You can just sit or walk aimlessly. You can draw, journal or do nothing at all. According to a study in England, It’s believed that 2 hours of “being” in nature may be a health recommendation, along with 5 servings a day of fruits and vegetables and 150 minutes/week of exercise.
Knowing that being in nature can improve your health, you may want to incorporate it into daily activities or your leisure time. You can spend hours in nature doing:
- Checking out plants
- Bird watching, animal/insect spotting
- Camping/gathering kindling
- Picking berries/apples and pears
- Digging / planting / harvesting
- Cloud watching
- Star gazing
- Earthing / Grounding
Not only is the fresh air and oxygen made by the trees important for your health, but a bacteria in the soil, called Mycobacterium vaccae has created a lot of hype in the microbiology world. And rightly so! Once inhaled, ingested or touching the skin, this bacteria triggers an increase in cytokine levels (immune cells). This part of the immune system is tightly linked to the neurological system and increases serotonin production, your “feel good” neurotransmitter. It’s believed that these “happy feelings” can last as long as a few weeks after exposure.
Getting out into nature doesn’t have to be too arduous. Even in the downtown core, you can access city parks and trail systems. If you live in the suburbs, you likely have access to nearby woodland areas, forests and national parks.
If getting outside (daily) is difficult, consider bringing your natural environment inside. Spend time by a large window (open if possible), play sounds of nature, diffuse essential oils and surround yourself by detoxifying plants. NASA recommends these air-filtering house plants.
If you are the type of person that does better by the sea, you can play sounds of the sea, open your window and fill a bucket with sand and soak your toes in it.
What I love most, is how you can make use this as a stress management tool even in the winter. Its as easy as closing your eyes and imagining yourself in your happy place, whether a forest, a park or by the sea. Recreating in your mind the smells, sounds, sights and sensations can really instantly calm you.

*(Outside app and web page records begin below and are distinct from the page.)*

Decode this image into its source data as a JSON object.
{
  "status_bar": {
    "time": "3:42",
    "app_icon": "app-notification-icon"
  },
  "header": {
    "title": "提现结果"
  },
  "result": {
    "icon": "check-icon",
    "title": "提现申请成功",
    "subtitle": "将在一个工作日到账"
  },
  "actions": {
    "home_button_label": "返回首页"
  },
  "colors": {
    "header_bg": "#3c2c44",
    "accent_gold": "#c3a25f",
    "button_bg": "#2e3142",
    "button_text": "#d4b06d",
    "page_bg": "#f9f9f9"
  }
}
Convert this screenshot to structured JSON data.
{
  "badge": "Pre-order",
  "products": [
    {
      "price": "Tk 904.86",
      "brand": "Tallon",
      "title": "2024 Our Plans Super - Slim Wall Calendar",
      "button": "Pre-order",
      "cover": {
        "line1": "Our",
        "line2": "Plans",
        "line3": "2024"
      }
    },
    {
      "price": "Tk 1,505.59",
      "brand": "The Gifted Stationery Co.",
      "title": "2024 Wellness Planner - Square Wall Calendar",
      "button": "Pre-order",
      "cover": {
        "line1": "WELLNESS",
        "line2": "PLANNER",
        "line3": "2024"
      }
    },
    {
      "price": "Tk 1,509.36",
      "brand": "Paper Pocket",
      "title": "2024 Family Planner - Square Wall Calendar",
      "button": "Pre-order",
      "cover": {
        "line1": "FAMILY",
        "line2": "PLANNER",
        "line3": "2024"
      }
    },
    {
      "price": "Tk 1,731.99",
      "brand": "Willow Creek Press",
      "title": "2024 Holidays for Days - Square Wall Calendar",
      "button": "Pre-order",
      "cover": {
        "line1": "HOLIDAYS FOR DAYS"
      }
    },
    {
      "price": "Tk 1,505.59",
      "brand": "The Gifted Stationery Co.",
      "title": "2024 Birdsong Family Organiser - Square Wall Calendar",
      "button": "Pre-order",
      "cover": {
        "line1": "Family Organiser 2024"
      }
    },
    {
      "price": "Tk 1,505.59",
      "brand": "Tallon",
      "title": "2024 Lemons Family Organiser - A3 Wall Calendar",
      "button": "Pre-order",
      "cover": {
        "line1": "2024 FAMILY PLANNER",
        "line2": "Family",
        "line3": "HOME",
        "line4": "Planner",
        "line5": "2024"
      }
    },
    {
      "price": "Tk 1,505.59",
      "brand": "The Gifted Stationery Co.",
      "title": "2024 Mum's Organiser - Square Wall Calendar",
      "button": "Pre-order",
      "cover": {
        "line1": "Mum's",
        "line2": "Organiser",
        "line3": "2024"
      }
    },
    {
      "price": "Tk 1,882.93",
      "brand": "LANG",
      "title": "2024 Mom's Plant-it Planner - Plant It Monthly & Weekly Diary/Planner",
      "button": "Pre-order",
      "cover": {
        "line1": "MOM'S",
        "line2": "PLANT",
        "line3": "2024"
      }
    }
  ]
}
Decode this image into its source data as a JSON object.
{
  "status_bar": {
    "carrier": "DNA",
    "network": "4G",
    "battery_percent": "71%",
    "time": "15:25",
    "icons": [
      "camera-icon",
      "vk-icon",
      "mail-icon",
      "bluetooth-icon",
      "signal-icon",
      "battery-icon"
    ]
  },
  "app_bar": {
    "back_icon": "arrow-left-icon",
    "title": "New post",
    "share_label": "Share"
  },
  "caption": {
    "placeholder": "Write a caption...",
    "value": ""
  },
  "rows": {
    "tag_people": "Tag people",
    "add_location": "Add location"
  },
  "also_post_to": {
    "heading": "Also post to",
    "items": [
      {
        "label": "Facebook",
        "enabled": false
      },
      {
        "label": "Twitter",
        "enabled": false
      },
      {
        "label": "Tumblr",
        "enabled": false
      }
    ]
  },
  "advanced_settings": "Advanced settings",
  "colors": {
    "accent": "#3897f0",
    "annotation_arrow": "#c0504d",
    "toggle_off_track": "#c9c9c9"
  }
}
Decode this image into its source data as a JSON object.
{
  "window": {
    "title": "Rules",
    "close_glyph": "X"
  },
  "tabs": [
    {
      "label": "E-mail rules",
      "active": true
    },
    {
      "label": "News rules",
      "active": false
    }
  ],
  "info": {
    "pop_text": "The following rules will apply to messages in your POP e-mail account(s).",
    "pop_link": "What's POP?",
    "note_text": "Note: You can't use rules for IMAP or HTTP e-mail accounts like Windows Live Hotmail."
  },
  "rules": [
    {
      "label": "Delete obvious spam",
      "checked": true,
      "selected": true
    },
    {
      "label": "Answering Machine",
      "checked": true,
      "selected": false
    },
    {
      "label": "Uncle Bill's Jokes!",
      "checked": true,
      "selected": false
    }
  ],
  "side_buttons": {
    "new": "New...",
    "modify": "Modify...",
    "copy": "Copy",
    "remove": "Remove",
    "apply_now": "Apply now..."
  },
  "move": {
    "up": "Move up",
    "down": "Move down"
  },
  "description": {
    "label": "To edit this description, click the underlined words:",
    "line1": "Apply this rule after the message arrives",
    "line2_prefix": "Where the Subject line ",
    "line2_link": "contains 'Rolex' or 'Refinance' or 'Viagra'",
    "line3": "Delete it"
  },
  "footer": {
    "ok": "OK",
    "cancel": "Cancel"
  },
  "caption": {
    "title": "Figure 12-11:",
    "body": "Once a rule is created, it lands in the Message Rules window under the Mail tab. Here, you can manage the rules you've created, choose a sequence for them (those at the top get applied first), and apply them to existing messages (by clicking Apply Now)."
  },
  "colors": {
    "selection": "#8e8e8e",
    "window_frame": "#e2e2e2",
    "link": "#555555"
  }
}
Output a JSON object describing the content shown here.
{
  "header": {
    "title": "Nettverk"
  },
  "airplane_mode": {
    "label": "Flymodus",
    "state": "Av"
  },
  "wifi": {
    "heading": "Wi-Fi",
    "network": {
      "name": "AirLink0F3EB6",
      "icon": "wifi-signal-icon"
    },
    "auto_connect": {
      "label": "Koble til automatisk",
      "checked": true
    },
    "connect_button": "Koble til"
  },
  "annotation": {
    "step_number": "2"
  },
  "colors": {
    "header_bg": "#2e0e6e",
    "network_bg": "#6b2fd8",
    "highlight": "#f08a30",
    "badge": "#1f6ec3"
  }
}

If you want to read more on forest bathing these books are great resources:
Forest Bathing byDr. Qing Li
Forest Bathing: Discovering Health and Happiness by Dr. Cindy Gilbert
Forest Bathing Retreat: Wholeness in the Company of Trees by Hannah Fries